I'm in Park Güell until shortly after 5pm. Still too early to head back to Shirley, but on the other hand it might take some time to get to the next place by public transportation. The Lesseps metro station is 1200m away from the park. I ponder for a minute if I should take a taxi to Catalunya square, then decide to do it with public transportation. I speedily proceed towards the Lesseps metro station and 25 minutes later I get out of the Passeig de Gracia metro station.

Here in this place are some masterpieces of the Gaudi architecture, the Manzana de la Discordia and Casa Batiló houses. The light is not good because these houses face east and it's late afternoon and the sun shines mostly from the west. Passeig de Gracia, on which the houses are, is a broad road with double double rows of trees and several lanes on each side. This is an elegant street with high end boutiques, shops.

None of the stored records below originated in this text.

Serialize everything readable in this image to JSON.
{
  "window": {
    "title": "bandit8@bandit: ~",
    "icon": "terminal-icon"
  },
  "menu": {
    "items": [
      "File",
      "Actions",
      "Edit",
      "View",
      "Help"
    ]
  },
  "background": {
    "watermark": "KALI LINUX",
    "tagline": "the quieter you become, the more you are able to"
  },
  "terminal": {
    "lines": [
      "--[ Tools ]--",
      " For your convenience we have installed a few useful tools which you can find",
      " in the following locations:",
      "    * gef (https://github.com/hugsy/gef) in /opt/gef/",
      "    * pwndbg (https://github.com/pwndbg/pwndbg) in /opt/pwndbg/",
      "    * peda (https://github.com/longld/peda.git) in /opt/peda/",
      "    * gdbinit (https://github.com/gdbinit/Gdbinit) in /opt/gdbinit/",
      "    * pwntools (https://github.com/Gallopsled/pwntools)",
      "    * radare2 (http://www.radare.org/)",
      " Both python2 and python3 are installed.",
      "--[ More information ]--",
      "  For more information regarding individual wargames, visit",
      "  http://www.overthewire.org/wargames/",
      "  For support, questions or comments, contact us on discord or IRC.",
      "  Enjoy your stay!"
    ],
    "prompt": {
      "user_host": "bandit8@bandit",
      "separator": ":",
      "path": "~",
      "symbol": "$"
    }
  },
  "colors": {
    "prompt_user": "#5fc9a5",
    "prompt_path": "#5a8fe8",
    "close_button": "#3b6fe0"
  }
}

Not sure where I am, I continue walking towards the more interesting direction and happen to make it to Catalunya square, where I originally wanted to be. This seems to be the main square in Barcelona, with a fountain and green areas. Students are camping there demonstrating peacefully against something.

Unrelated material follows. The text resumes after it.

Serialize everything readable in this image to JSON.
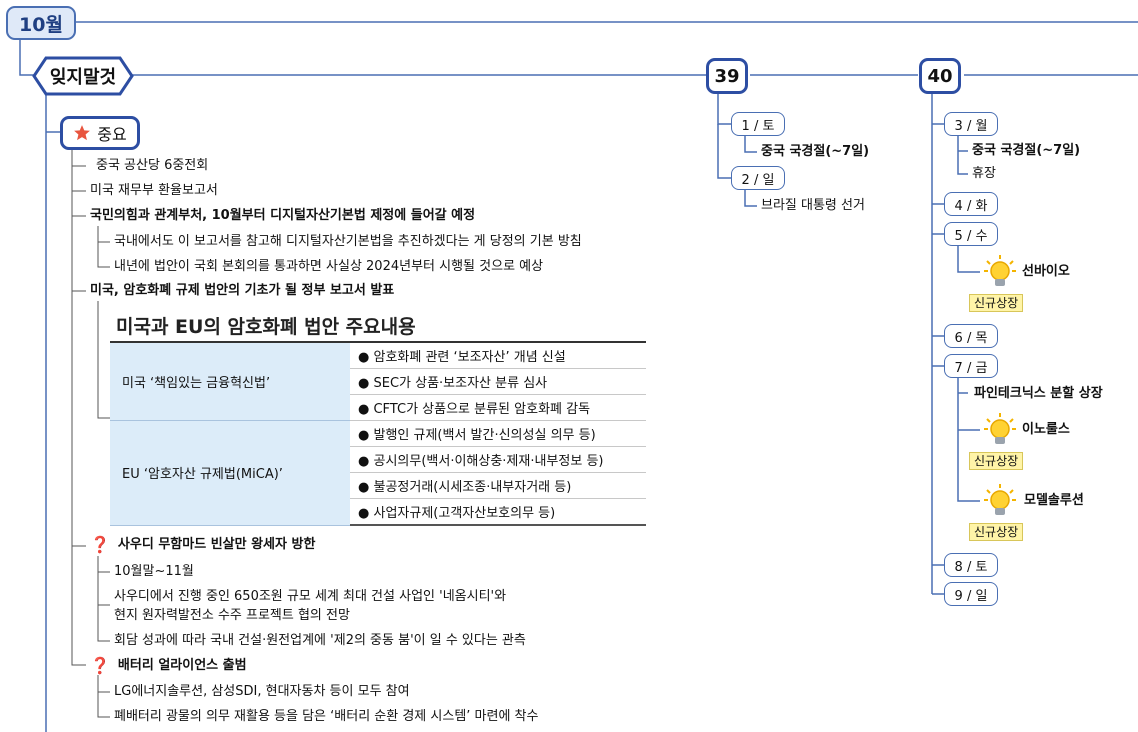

It's almost 6pm now. I continue walking along the Las Ramblas street for a while. This is also an elegant street with high end boutiques, shops, etc., but with many people and a lot of life. Lots of stalls selling food and souvenirs, street artists etc. Sort of a mix between the Champs Élisées and the Quartier Latin in Paris.

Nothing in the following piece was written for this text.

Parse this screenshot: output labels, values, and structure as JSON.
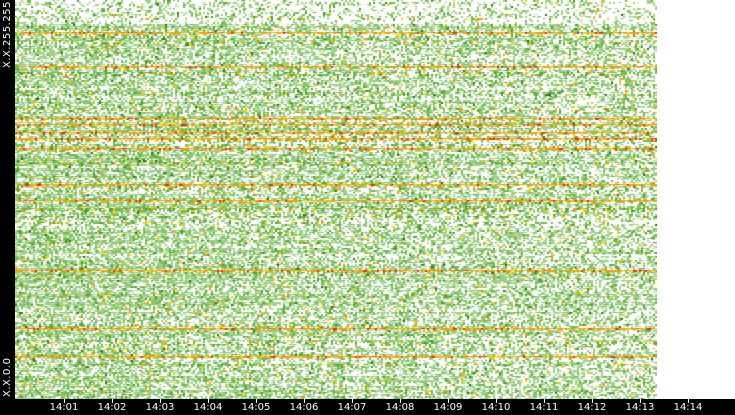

At 6:20pm I start heading back, taking the metro in the Liceu station. A young couple with two dogs is in the entrance hall of the metro station, right in front of the barriers. When I insert my ticket and pass through, very quickly they follow me and pass through the barriers without paying the ticket. The alarm sounds, and the young couple quickly disappears.

I'm in the apartment at 6:50pm. At 7pm we leave together and start walking towards the Gracia metro station. Since the entrance which we catch has no elevator (most metro stations in Barcelona have elevators for disabled people and for people with baby strollers), I carry the stroller down the stairs.

We go to Catalunya square by metro. By now the cloud cover has disappeared and the warm evening sun is shining through. Lots of people on Las Rambls street. We walk it through until the end, making several stops here and there. Lots of things to see, caricature painters and street artists everywhere, also very skilled ones.

It's almost 9pm when we reach the end of Las Ramblas, which is the harbour, the same area where we had already been yesterday. We spend some time there, pondering what to do next. It's not clear if the cablecar to Montjuic still runs after dark and it could be complicated getting a taxi there. On the other hand if we walk again to the fun fair area, it's going to get very late for the kids. So we simply take a taxi back to the hotel.




Copyright 2011 Alfred Molon